God- are you here with me? I feel you are silent but that might be because my head chatter is so loud.
Every person that comes from the direction of the IVF Suite causes me to hope that my name will be called.
Not yet, I have to wait.
The practice of patience.
I don’t want to stop writing because what will my mind run off to then?
Deep breath- calm my heart.
God, your will be done.
If you want this blastocyst to implant and become an embryo that will grow into a healthy baby- I give my body to you.
Lord protect us from heartache, from pain.
The more I sit here the more I fear the blastocyst did not thaw well and they are scheming how to tell me the news.
God, I would rather have disappointed today that disappointment in a negative pregnancy test or disappointment in a miscarriage.
Sigh, so very glad I asked. Turns out they are behind in the OR schedule from earlier this morning and will be with me any moment.
The transfer nurse called my name at 12:55pm.
I was in the middle of watching my daughter on the baby room monitor that is linked to my phone. She was putting on a hot pink headband, so proud, and walking over to her floor length mirror and smiling at how pretty it looked on her.
It brought a smile to my face and a tear to my eye. This little miracle that I see on the screen was once frozen in the IVF clinic just like this 2nd blastocyst.
God, you are so good. Thank you for reminding me what a gift and miracle these babies are and the opportunity to go through this incredible process and to be at this point.
I walk back to the IVF Suite and walk through the all too familiar door, down the hallway passed the prepping rooms where I was only months’ prior for the egg retrieval’s, to the back door that is drawing me in with the dim lighting.
Our last name is on the whiteboard, it’s our time.
My nurse introduces me to the embryologist who thawed our blastocyst, he has a piece of paper with a picture of the blastocyst and verifies that the thawing went perfectly and this little one is under the warmer ready to be transferred into its perfect home.

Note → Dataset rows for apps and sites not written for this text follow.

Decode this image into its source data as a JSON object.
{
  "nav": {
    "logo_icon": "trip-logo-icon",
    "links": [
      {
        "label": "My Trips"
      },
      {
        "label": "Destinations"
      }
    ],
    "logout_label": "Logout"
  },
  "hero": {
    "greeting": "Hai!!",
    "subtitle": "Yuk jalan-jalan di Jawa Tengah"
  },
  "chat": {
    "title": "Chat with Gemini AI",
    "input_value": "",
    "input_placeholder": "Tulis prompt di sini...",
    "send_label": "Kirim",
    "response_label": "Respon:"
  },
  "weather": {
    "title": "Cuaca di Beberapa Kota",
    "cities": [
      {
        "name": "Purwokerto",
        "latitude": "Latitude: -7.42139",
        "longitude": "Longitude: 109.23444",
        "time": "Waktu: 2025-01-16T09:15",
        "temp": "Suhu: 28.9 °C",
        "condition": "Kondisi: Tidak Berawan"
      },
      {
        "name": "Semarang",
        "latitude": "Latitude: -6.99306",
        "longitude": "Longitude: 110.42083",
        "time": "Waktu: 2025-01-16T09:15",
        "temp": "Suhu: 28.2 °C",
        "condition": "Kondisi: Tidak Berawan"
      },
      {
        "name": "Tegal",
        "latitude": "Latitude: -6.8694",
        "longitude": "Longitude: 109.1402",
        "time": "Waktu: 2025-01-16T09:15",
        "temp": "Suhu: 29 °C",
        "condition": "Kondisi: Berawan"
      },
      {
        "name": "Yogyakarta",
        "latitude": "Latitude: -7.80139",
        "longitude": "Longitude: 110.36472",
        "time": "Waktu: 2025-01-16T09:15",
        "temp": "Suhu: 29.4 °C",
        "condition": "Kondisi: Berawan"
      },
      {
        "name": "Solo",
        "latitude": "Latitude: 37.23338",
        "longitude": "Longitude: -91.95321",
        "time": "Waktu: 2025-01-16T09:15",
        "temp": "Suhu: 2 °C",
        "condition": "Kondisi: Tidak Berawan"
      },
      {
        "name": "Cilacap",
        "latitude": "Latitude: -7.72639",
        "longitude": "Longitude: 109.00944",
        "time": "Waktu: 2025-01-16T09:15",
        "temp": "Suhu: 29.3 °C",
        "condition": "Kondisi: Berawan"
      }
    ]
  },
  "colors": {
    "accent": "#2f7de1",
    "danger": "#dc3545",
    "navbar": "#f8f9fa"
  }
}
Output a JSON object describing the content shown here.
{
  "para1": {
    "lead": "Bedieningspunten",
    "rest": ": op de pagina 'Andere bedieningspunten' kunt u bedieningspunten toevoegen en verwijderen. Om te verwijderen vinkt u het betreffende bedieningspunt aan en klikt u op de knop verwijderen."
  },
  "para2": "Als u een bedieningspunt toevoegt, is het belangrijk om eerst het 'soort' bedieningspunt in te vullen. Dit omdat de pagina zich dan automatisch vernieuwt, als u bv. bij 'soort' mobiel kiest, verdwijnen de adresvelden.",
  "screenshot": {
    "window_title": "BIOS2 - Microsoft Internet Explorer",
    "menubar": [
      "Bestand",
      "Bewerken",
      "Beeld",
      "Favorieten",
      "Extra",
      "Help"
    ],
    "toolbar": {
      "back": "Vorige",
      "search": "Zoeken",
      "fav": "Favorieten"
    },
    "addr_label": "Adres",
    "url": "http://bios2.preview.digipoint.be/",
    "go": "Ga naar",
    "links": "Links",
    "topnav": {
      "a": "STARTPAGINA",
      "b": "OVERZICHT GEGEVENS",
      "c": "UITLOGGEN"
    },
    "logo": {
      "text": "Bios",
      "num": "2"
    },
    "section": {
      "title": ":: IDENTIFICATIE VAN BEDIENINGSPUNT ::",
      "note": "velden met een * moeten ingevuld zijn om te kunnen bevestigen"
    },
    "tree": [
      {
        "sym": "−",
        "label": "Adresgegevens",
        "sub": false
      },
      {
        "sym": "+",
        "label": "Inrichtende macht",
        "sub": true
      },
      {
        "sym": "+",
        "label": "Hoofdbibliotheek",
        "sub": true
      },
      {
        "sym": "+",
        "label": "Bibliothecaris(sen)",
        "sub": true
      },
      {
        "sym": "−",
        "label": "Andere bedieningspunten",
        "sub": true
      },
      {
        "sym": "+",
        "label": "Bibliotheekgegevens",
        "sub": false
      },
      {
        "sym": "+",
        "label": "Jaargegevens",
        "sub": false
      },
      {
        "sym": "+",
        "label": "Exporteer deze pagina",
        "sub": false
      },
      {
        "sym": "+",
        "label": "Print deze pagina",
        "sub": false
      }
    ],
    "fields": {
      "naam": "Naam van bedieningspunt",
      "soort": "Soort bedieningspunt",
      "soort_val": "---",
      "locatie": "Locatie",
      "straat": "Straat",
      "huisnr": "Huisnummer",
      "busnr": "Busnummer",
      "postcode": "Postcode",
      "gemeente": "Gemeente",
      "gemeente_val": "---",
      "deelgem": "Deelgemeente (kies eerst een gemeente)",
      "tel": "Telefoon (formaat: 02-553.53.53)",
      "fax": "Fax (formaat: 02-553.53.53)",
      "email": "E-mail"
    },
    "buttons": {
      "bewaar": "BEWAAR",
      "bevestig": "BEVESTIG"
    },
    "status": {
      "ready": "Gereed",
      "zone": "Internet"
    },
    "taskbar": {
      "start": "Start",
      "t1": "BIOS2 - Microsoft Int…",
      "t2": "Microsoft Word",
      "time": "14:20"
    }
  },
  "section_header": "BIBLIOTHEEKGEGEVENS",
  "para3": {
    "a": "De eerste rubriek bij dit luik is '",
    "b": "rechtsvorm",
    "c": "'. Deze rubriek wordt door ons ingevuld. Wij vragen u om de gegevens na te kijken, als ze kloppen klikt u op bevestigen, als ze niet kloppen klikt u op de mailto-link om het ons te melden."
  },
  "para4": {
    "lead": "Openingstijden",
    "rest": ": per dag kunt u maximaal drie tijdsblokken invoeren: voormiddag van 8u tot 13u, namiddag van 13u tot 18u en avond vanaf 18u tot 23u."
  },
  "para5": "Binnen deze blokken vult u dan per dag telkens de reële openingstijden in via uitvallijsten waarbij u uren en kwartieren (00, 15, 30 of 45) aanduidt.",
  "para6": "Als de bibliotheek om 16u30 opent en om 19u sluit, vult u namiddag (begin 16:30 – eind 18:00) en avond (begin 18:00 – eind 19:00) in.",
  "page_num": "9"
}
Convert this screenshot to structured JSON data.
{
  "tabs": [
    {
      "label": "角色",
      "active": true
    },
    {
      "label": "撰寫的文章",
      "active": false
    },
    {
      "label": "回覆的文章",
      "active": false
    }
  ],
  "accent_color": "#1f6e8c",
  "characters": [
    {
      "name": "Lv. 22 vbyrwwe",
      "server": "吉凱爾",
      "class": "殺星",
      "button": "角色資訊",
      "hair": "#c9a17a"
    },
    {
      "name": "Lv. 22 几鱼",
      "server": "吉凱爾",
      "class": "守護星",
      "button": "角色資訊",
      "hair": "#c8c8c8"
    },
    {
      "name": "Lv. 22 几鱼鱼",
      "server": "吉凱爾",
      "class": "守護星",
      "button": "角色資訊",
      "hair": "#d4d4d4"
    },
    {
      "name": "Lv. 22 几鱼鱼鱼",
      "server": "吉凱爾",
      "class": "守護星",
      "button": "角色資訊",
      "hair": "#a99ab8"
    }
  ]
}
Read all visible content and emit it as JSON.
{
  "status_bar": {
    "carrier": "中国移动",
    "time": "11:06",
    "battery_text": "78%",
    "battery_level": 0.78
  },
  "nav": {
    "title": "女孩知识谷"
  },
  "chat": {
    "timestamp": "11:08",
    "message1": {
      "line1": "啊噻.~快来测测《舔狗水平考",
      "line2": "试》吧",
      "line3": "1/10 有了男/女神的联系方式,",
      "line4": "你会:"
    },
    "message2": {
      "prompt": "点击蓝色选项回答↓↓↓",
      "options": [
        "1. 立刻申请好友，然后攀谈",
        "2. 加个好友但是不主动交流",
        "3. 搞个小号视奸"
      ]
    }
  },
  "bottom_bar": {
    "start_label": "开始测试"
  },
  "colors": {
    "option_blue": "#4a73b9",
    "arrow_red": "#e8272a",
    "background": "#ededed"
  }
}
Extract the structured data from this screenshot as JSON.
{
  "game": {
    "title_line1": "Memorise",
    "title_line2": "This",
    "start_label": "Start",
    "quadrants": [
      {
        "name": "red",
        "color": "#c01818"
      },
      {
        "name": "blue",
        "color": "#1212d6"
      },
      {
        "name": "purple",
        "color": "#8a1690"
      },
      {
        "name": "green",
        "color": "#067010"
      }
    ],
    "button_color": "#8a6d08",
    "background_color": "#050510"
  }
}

I sign for it and proceed to follow my nurse’s instructions of undressing from the waist down and laying back on the table.
My bladder is nice and full after 32+ ounces of water in the last 90 minutes.
The nurse applies the gel onto the ultrasound nob and places it on my belly.
Dr. B enters the room with her positive energy and sweet, caring voice.
It’s reassuring to see her.
She places the speculum (deep breath) and inserts the catheter into my uterine cavity. It’s very flexible, like a soft noodle and I can barely feel a thing,
She then calls for the blastocyst to be brought in, and inserts the smaller catheter into the larger and I see it appear on the screen.
Before I know it, I see this little force of motion on the screen and this little tiny cloudy white circle, the blastocyst is now inside of me!
It’s so tiny that they take one more look under the microscope at the catheter to make sure the blastocyst didn’t stick to the wall of the tube.
All clear- it is in fact, inside of me.
It will take up to 48 hours to implant and this is when it changes from a blastocyst to an embryo.
From there is will take another week for my hCg levels to be high enough to be detected in a pregnancy test.
So, we will wait 10 days to do a blood test to know if this little one nestled in successfully. I will continue with the estrogen pills 3x a day and progesterone oil shots until then.
A sigh of relieve as this is finally complete and all human exposure to this little one is now over for the time being.
From here, it’s all nature.
Science can’t make this little one implant, that is only God and His plan for this little life.
I rest on the airplane knowing that the little one is safely inside of me. I was assured that I cannot ought, sneeze, etc. this little one out and at this point, I just need to allow by body to remain as calm as possible.
Walking and stretching will be my thing these next 10 days. This I can do.
God, thank you for all that you are and all that you have yet to reveal to me in this journey.
This part of the fertility journey might be over (we pray), I’m just now at the point where most people’s fertility journals begin.
I am so grateful to be here too.